In it, the author attacked film star Rudolph Valentino, holding him to blame for the installation of a face-powder machine inside a public restroom for men on the North Side. It was a reach, one that was as bigoted and disrespectful as anything you would see today:

A powder vending machine!  In a men’s washroom! Homo Americanus! Why didn’t someone quietly drown Rudolph Guglielmo, alias Valentino, years ago?… Do women like the type of “man” who pats pink powder on his face in a public washroom and arranges his coiffure in a public elevator?… Hollywood is the national school of masculinity. Rudy, the beautiful gardener’s boy, is the prototype of the American male.

It was a sentiment that the American public loved, one that held fast as the color pink received gender reassignment. Blue, which was traditionally for girls, was given to boys, and once complete, the color/gender binary became the latest socially constructed fait accompli.

Because gender is assigned at birth along with sex, paroxysms of cultural hysteria follow in the simplest of terms, when the seeds of identity politics planted in something as inherently universal as color itself. It’s popular because it’s easy — and just a little too obvious.

But sometimes, you can’t see it until it’s arranged in such a way that the undeniable truth is taken to absurdist heights. In JeongMee Yoon: The Pink and Blue Project (Hatje Cantz), Seoul-based photographer JeongMee Yoon sets out to explore the striking intersection between color, gender, and late capitalism.

Magical Photos of Childhood Summers in a Small Austrian Village

Alena plays with a cat and a cow. Merkenbrechts, August 2013

Victor is enjoying his mother’s legs. Merkenbrechts, July 2018

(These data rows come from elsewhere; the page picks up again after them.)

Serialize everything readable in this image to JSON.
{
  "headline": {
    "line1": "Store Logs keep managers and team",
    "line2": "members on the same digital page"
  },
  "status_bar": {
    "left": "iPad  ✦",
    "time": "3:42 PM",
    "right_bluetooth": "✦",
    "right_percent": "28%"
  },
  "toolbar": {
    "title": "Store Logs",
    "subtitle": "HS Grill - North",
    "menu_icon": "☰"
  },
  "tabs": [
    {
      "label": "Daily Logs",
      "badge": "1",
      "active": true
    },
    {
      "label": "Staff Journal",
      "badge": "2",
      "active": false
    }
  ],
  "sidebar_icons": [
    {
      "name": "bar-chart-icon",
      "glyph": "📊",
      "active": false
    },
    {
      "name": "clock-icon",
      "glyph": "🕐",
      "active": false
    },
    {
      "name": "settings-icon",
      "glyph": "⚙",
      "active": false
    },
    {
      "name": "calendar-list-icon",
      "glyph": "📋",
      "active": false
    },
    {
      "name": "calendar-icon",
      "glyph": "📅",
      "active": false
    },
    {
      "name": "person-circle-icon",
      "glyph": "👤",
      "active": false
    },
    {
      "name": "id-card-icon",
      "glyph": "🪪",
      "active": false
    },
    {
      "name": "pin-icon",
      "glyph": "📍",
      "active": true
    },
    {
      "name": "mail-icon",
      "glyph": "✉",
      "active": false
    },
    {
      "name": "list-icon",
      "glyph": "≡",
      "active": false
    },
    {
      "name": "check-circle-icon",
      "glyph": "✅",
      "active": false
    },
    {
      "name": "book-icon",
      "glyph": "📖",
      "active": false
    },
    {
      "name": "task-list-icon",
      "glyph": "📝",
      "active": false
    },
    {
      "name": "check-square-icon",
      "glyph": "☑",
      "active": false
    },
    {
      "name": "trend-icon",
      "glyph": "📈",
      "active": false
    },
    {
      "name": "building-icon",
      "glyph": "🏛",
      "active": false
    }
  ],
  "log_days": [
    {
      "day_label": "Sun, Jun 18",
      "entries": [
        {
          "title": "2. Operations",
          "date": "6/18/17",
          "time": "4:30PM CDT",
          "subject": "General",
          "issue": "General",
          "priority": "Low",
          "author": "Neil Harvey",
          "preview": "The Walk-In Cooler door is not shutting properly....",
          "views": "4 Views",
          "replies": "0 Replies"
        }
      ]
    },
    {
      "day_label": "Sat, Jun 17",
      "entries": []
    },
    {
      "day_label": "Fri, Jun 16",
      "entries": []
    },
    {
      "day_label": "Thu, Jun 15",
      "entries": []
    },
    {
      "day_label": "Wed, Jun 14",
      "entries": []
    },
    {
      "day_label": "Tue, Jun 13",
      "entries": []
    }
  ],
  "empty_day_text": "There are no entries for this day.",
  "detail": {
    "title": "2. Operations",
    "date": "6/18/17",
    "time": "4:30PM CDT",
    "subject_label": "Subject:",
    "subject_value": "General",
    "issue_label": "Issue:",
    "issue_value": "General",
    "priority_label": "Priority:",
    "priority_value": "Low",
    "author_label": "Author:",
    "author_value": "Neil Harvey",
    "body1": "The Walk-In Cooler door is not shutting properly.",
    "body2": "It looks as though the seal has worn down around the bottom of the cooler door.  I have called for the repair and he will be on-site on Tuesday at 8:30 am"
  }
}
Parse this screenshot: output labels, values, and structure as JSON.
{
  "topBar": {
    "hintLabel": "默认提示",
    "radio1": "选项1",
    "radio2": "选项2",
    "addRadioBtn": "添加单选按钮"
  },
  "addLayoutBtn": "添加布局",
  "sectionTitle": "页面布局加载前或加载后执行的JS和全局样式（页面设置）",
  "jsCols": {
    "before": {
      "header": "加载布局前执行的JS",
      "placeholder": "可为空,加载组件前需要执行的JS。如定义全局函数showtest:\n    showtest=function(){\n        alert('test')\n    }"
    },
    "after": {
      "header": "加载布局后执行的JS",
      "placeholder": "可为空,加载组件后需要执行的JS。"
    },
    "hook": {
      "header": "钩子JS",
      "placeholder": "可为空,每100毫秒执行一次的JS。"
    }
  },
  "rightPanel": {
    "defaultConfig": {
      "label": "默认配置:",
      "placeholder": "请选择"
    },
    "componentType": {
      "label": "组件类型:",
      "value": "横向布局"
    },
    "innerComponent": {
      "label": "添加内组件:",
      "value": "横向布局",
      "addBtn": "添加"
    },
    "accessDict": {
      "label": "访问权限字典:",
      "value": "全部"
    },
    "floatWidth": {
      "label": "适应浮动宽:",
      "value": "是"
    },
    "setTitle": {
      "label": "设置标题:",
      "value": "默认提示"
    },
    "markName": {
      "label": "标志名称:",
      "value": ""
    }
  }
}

In her project I am Waldviertel, Dutch photographer Carla Kogelman travels to the Austrian region of Waldviertel to the small village of Merkenbrechts, population less than 200. Here, Kogelman transports us into an eternal moment of fleeting childhood summers, a moment where time eclipses in that it is both fast with outdoor adventure, and slow with restless boredom—imagination and play often being its only respite.

Subscribe to our newsletter

Get some visual inspiration into your day!

Be inspired! Get industry news, opportunites and new photography direct into your inbox

Expert advice from photo industry professionals every Friday + get our guide to mastering Instagram (for FREE)!

Thanks for signing up to the Feature Shoot newsletter! You might also be interested in submitting some of your photos to our global Print Swap initiative. More here: https://www.theprintswap.com/photo-upload